“Do our endorsements matter? We're under no illusions about the extent of our influence. Plenty of candidates lose despite our seal of approval … Does the policy of making endorsements make it easier for hostile politicians to depict us as partisan flunkies? Not really, because they'd do it anyway ...
“Our readers make up their own minds when they cast their ballots. They get from us an honest assessment of the options, and we will keep providing it.”
That appears to be generally the view of AOJ members active on the organization's discussion list.
Partsch concluded his response with a warning that the stakes are high.
“Finally, we know that endorsement editorials are under fire in some parts of the country," he said. "At least one state legislator has proposed to regulate them as campaign advertising. Some smaller newspapers, controlled by non-journalists, are abandoning the endorsement responsibility, and sometimes the entire responsibility to comment, because it upsets people, including advertisers.
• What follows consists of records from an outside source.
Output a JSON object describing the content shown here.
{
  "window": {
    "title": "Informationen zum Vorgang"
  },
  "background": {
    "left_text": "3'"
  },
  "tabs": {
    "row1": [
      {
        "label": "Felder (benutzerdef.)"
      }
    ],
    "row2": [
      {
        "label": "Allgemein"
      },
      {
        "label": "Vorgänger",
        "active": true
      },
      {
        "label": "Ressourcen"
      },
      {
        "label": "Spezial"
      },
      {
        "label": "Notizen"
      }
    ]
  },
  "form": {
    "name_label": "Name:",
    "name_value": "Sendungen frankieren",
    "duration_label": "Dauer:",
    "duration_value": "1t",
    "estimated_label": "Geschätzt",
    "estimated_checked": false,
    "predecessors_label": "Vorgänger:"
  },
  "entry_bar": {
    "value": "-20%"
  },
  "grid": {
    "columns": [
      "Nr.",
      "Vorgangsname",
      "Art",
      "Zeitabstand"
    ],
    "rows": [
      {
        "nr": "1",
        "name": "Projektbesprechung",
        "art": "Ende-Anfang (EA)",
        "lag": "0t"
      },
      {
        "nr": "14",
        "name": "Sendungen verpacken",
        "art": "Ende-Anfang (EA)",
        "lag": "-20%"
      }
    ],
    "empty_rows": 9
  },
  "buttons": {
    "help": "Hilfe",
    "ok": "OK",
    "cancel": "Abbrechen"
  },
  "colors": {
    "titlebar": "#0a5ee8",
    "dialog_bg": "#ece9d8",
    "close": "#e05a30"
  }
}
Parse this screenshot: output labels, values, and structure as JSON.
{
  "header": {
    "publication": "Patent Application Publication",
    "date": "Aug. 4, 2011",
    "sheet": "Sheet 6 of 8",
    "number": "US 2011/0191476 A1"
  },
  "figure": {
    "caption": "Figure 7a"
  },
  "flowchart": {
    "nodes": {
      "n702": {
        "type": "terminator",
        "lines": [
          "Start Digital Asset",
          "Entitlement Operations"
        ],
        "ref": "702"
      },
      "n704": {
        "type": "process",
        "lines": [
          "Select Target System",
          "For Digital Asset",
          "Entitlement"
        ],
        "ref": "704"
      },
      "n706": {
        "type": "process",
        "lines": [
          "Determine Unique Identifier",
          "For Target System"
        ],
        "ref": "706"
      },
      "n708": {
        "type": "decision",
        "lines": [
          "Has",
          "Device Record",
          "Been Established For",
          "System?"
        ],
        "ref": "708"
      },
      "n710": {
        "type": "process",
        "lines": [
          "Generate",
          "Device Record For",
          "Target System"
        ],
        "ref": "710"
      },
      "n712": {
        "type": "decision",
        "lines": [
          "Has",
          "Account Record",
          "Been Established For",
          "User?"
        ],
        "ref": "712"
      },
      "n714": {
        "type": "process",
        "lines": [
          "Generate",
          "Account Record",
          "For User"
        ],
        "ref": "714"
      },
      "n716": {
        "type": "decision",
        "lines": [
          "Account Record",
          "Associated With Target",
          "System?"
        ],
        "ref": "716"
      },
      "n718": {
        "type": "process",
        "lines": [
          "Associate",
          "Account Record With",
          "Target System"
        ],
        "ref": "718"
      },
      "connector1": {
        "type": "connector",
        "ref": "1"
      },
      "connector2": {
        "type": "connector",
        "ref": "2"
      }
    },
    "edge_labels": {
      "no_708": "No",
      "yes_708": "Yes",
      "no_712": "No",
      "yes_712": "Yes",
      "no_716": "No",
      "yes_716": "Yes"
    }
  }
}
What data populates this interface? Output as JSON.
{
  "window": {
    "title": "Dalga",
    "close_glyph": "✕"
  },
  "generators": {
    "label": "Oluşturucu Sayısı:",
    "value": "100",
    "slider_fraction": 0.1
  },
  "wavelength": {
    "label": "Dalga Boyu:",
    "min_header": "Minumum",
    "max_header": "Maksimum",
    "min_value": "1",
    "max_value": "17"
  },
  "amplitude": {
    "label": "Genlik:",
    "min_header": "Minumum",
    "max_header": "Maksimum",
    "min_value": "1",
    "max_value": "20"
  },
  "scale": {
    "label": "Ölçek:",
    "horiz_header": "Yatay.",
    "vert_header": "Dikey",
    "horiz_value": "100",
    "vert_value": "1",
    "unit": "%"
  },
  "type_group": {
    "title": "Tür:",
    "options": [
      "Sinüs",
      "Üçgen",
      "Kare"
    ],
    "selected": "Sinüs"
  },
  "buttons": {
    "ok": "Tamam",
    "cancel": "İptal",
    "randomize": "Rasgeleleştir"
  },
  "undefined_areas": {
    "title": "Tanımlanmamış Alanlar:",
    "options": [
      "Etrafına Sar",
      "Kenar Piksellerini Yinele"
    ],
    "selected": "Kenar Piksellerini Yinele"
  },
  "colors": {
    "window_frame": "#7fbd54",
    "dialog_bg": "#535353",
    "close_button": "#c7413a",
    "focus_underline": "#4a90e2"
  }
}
“I don't think it's an exaggeration to suggest that the legitimacy of our craft is under challenge, and we only aid and abet the challengers when we voluntarily surrender all or part of it.”
Bill McGoun is a retired editorial writer for The Palm Beach Post. His free-lance writing includes work as a contributing editor for the Asheville (N.C.) Citizen-Times. He is the author of seven published books and holds a Ph.D. in anthropology from the University of Florida.
(The Sun-Times has been publishing nearly full tabloid page candidate profiles that sometimes read like endorsement editorials without the endorsing; they and a lot of related material are on a separate link into one of its non-paywall websites, suntm.es/elect2012 -JM 2/22/12)
(The Sun-Times was not the first major metro to stop endorsing. The Atlanta Journal-Constitution did so in 2009 -JM 3/18/12)
Update 5/3/2012: Charlotte Observer takes back an endorsement
The Masthead, published since 1948-49 by the National Conference of Editorial Writers, now the Association of Opinion Journalists. Winter 2012 published February 23, 2012, at opinionjournalists.org (c) 2012 AOJ. Updated 2/22/12, 3/18/12)